gonadotropins and steroid hormones could interfere with the sex ratio at birth. And these hormone levels are well known to be influenced by many parameters, which have been invoked in correlating with offspring sex ratios. Hence, it is argued that the significant, but inconsistent sex ratio biases reported in mammalian and avian populations are coherent with current knowledge on reproductive physiology in those species. However, whether such variations can be viewed at as a consequence of physiological constraint or as adaptive sex ratio adjustment, has still to be determined."
11.MORTALITY AND NATALITY ;死亡率和出生率；
Natality: number of individuals added to the population by birth, hatching, cloning or germination.
Crude birthrate: number of births in a year per thousand, e.g. 50 births 1000 population.
Specific birth rate is the number of offspring produced per unit time by females in different age classes.
Mortality or death rate: the number of organism that die in a certain time period divided by the number of organisms that were alive at the beginning of the time period.
Crude death rate: number of deaths per thousand persons in a year.
•Wealthier countries generally have mortality rates
•E.g. Costa Rica 4/1000; E.g. Denmark 12/1000.
•There are proportionately more young than elderly
people in rapidly growing countries.
Mortality typically concentrates on the very young, reducing a potential abundance of new individuals entering perhaps an already crowded population, and on the old, removing senescent individuals to make room for more vigorous young.
The probability of dying is the number that died during a given time interval divided by the number alive at the beginning of the period, e.g. 400/1000 or 0.40.

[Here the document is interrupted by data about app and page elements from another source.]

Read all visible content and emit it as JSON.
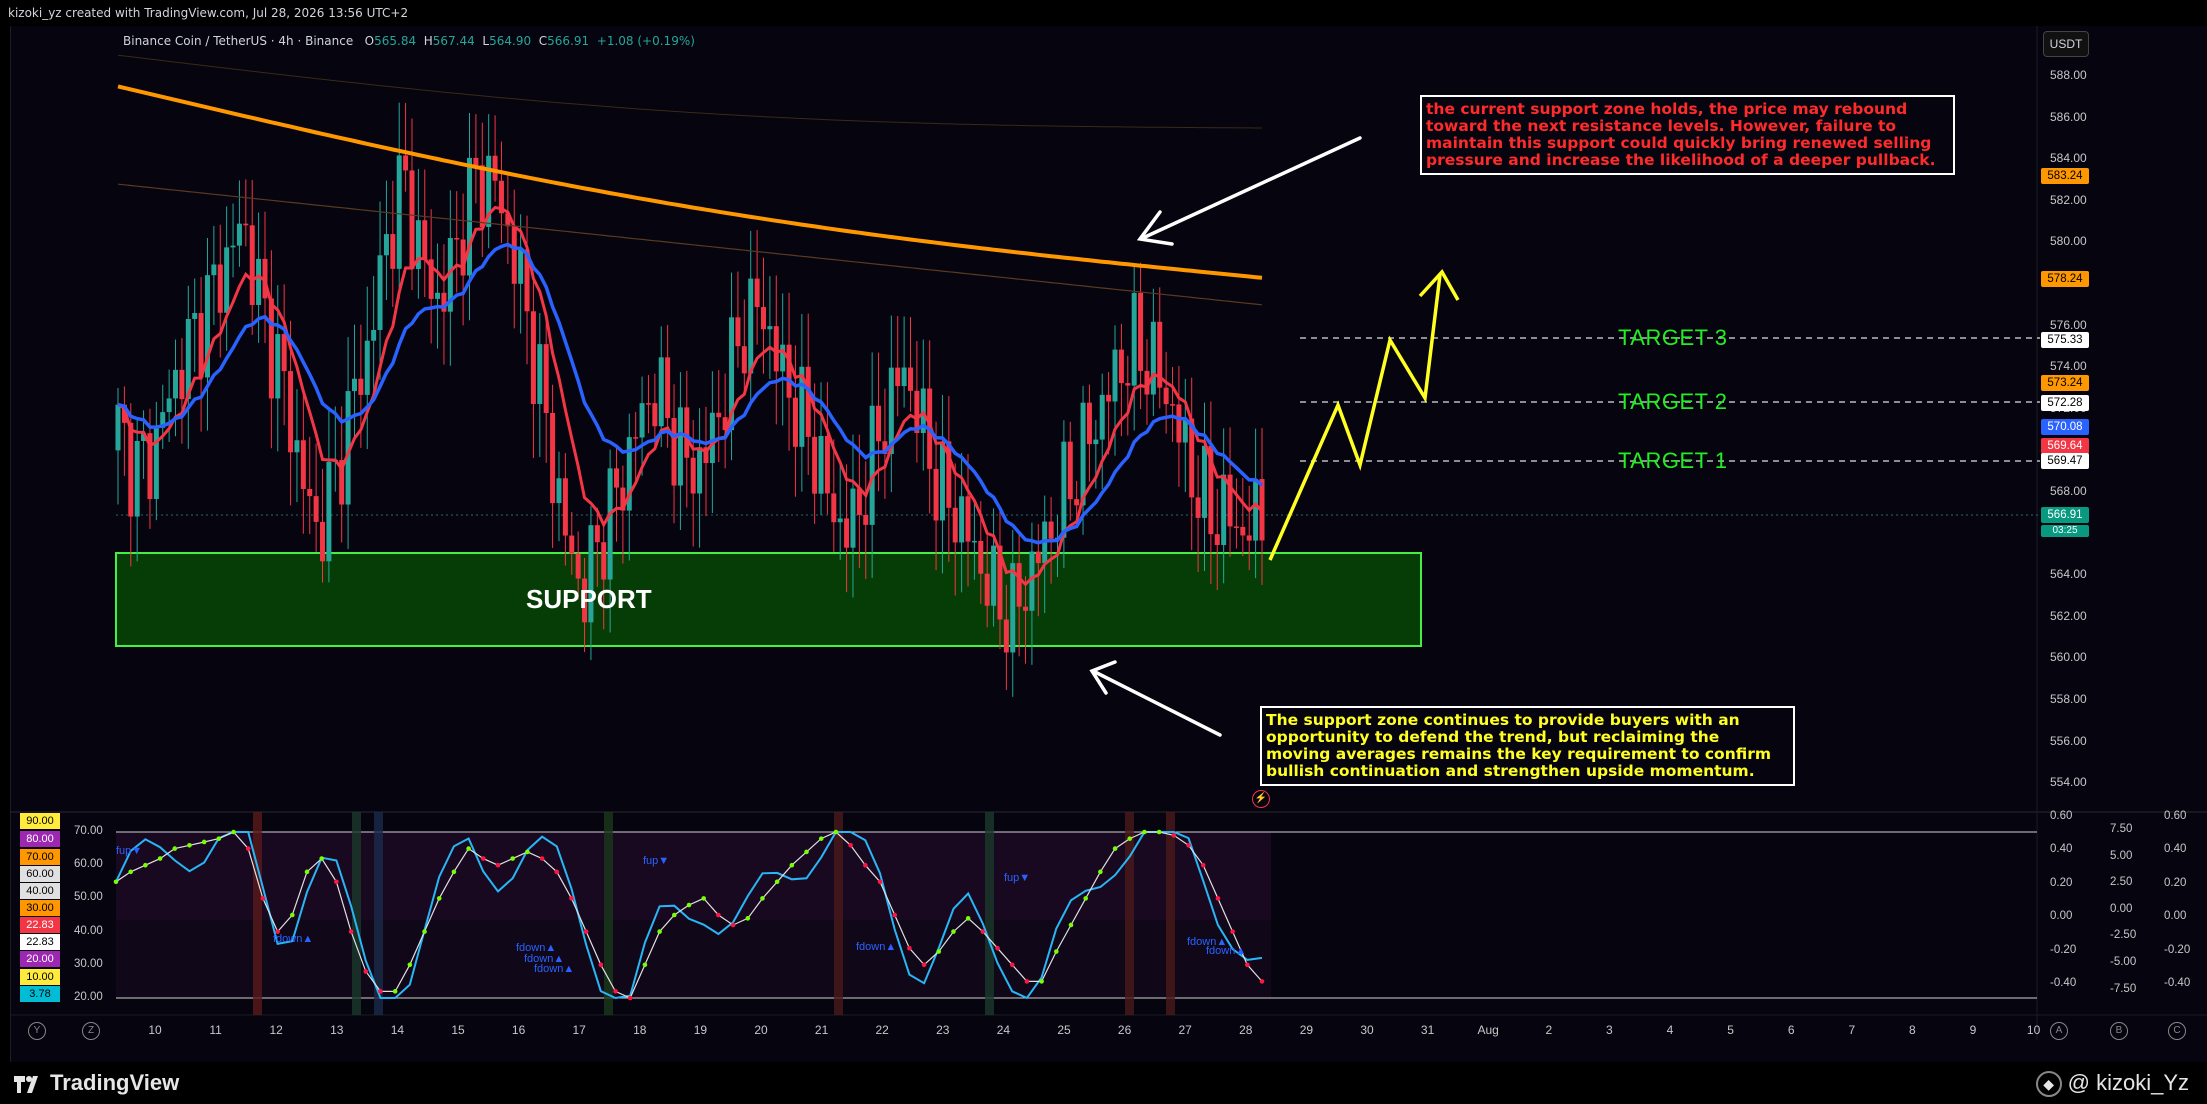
{
  "topbar": {
    "text": "kizoki_yz created with TradingView.com, Jul 28, 2026 13:56 UTC+2"
  },
  "header": {
    "symbol": "Binance Coin / TetherUS · 4h · Binance",
    "o_label": "O",
    "o": "565.84",
    "h_label": "H",
    "h": "567.44",
    "l_label": "L",
    "l": "564.90",
    "c_label": "C",
    "c": "566.91",
    "change": "+1.08 (+0.19%)"
  },
  "currency_button": "USDT",
  "notes": {
    "top": "the current support zone holds, the price may rebound toward the next resistance levels. However, failure to maintain this support could quickly bring renewed selling pressure and increase the likelihood of a deeper pullback.",
    "bottom": "The support zone continues to provide buyers with an opportunity to defend the trend, but reclaiming the moving averages remains the key requirement to confirm bullish continuation and strengthen upside momentum."
  },
  "targets": {
    "t1": "TARGET 1",
    "t2": "TARGET 2",
    "t3": "TARGET 3"
  },
  "support_label": "SUPPORT",
  "price_axis": [
    "588.00",
    "586.00",
    "584.00",
    "582.00",
    "580.00",
    "578.00",
    "576.00",
    "574.00",
    "572.00",
    "570.00",
    "568.00",
    "566.00",
    "564.00",
    "562.00",
    "560.00",
    "558.00",
    "556.00",
    "554.00"
  ],
  "price_tags": [
    {
      "value": "583.24",
      "bg": "#ff9800",
      "fg": "#000000"
    },
    {
      "value": "578.24",
      "bg": "#ff9800",
      "fg": "#000000"
    },
    {
      "value": "575.33",
      "bg": "#ffffff",
      "fg": "#000000"
    },
    {
      "value": "573.24",
      "bg": "#ff9800",
      "fg": "#000000"
    },
    {
      "value": "572.28",
      "bg": "#ffffff",
      "fg": "#000000"
    },
    {
      "value": "570.08",
      "bg": "#2962ff",
      "fg": "#ffffff"
    },
    {
      "value": "569.64",
      "bg": "#f23645",
      "fg": "#ffffff"
    },
    {
      "value": "569.47",
      "bg": "#ffffff",
      "fg": "#000000"
    },
    {
      "value": "566.91",
      "bg": "#089981",
      "fg": "#ffffff"
    }
  ],
  "countdown": "03:25",
  "time_axis": [
    "10",
    "11",
    "12",
    "13",
    "14",
    "15",
    "16",
    "17",
    "18",
    "19",
    "20",
    "21",
    "22",
    "23",
    "24",
    "25",
    "26",
    "27",
    "28",
    "29",
    "30",
    "31",
    "Aug",
    "2",
    "3",
    "4",
    "5",
    "6",
    "7",
    "8",
    "9",
    "10"
  ],
  "rsi_levels": [
    {
      "value": "90.00",
      "bg": "#ffeb3b",
      "fg": "#000000"
    },
    {
      "value": "80.00",
      "bg": "#9c27b0",
      "fg": "#ffffff"
    },
    {
      "value": "70.00",
      "bg": "#ff9800",
      "fg": "#000000"
    },
    {
      "value": "60.00",
      "bg": "#e0e0e0",
      "fg": "#000000"
    },
    {
      "value": "40.00",
      "bg": "#e0e0e0",
      "fg": "#000000"
    },
    {
      "value": "30.00",
      "bg": "#ff9800",
      "fg": "#000000"
    },
    {
      "value": "22.83",
      "bg": "#f23645",
      "fg": "#ffffff"
    },
    {
      "value": "22.83",
      "bg": "#ffffff",
      "fg": "#000000"
    },
    {
      "value": "20.00",
      "bg": "#9c27b0",
      "fg": "#ffffff"
    },
    {
      "value": "10.00",
      "bg": "#ffeb3b",
      "fg": "#000000"
    },
    {
      "value": "3.78",
      "bg": "#00bcd4",
      "fg": "#000000"
    }
  ],
  "osc_left_axis": [
    "70.00",
    "60.00",
    "50.00",
    "40.00",
    "30.00",
    "20.00"
  ],
  "osc_right_axis_a": [
    "0.60",
    "0.40",
    "0.20",
    "0.00",
    "-0.20",
    "-0.40"
  ],
  "osc_right_axis_b": [
    "7.50",
    "5.00",
    "2.50",
    "0.00",
    "-2.50",
    "-5.00",
    "-7.50"
  ],
  "osc_right_axis_c": [
    "0.60",
    "0.40",
    "0.20",
    "0.00",
    "-0.20",
    "-0.40"
  ],
  "osc_markers": [
    "fup▼",
    "fdown▲",
    "fdown▲",
    "fdown▲",
    "fdown▲",
    "fup▼",
    "fdown▲",
    "fup▼",
    "fdown▲",
    "fdown▲"
  ],
  "bottom": {
    "logo": "TradingView",
    "author": "kizoki_Yz",
    "btn_y": "Y",
    "btn_z": "Z",
    "btn_a": "A",
    "btn_b": "B",
    "btn_c": "C"
  },
  "chart_data": {
    "type": "candlestick",
    "title": "Binance Coin / TetherUS · 4h · Binance",
    "ylim": [
      553,
      589
    ],
    "x_range": [
      "10",
      "Aug 10"
    ],
    "support_zone": [
      560.5,
      565.0
    ],
    "targets": [
      569.47,
      572.28,
      575.33
    ],
    "series": [
      {
        "name": "EMA orange",
        "color": "#ff9800"
      },
      {
        "name": "EMA red",
        "color": "#f23645"
      },
      {
        "name": "EMA blue",
        "color": "#2962ff"
      }
    ],
    "last_price": 566.91
  }
}
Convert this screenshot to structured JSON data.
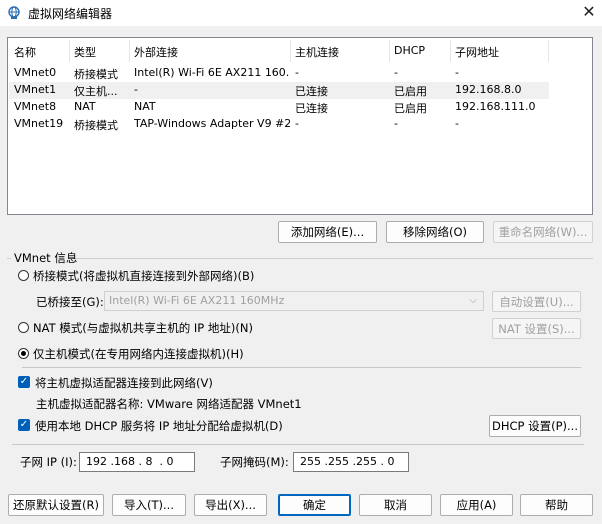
{
  "window": {
    "title": "虚拟网络编辑器",
    "close_symbol": "✕"
  },
  "table": {
    "columns": [
      "名称",
      "类型",
      "外部连接",
      "主机连接",
      "DHCP",
      "子网地址"
    ],
    "rows": [
      [
        "VMnet0",
        "桥接模式",
        "Intel(R) Wi-Fi 6E AX211 160...",
        "-",
        "-",
        "-"
      ],
      [
        "VMnet1",
        "仅主机...",
        "-",
        "已连接",
        "已启用",
        "192.168.8.0"
      ],
      [
        "VMnet8",
        "NAT",
        "NAT",
        "已连接",
        "已启用",
        "192.168.111.0"
      ],
      [
        "VMnet19",
        "桥接模式",
        "TAP-Windows Adapter V9 #2",
        "-",
        "-",
        "-"
      ]
    ]
  },
  "list_buttons": {
    "add": "添加网络(E)...",
    "remove": "移除网络(O)",
    "rename": "重命名网络(W)..."
  },
  "vmnet_info": {
    "group_title": "VMnet 信息",
    "bridged_radio": "桥接模式(将虚拟机直接连接到外部网络)(B)",
    "bridged_to_label": "已桥接至(G):",
    "bridged_to_value": "Intel(R) Wi-Fi 6E AX211 160MHz",
    "auto_settings": "自动设置(U)...",
    "nat_radio": "NAT 模式(与虚拟机共享主机的 IP 地址)(N)",
    "nat_settings": "NAT 设置(S)...",
    "hostonly_radio": "仅主机模式(在专用网络内连接虚拟机)(H)",
    "connect_adapter_check": "将主机虚拟适配器连接到此网络(V)",
    "adapter_name_text": "主机虚拟适配器名称: VMware 网络适配器 VMnet1",
    "dhcp_check": "使用本地 DHCP 服务将 IP 地址分配给虚拟机(D)",
    "dhcp_settings": "DHCP 设置(P)...",
    "subnet_ip_label": "子网 IP (I):",
    "subnet_ip_value": "192 .168 . 8  . 0",
    "subnet_mask_label": "子网掩码(M):",
    "subnet_mask_value": "255 .255 .255 . 0",
    "selected_mode": "host-only",
    "connect_adapter_checked": true,
    "dhcp_checked": true
  },
  "footer_buttons": {
    "restore": "还原默认设置(R)",
    "import": "导入(T)...",
    "export": "导出(X)...",
    "ok": "确定",
    "cancel": "取消",
    "apply": "应用(A)",
    "help": "帮助"
  },
  "colors": {
    "accent": "#005fb8",
    "selection_row": "#f0f0f0",
    "window_bg": "#f0f0f0"
  },
  "icons": {
    "title": "network-globe-icon",
    "check": "checkmark-icon",
    "combo": "chevron-down-icon"
  }
}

The number of survivors is more important to a population than the number dying. Mortality is best expressed as life expectancy.
Life expectancy is the average number of years to be lived in the future by members of a given age in the population.
;The average length of life remaining at a given age.
;It represents the average longevity of the whole
population and does not necessarily reflect the longevity of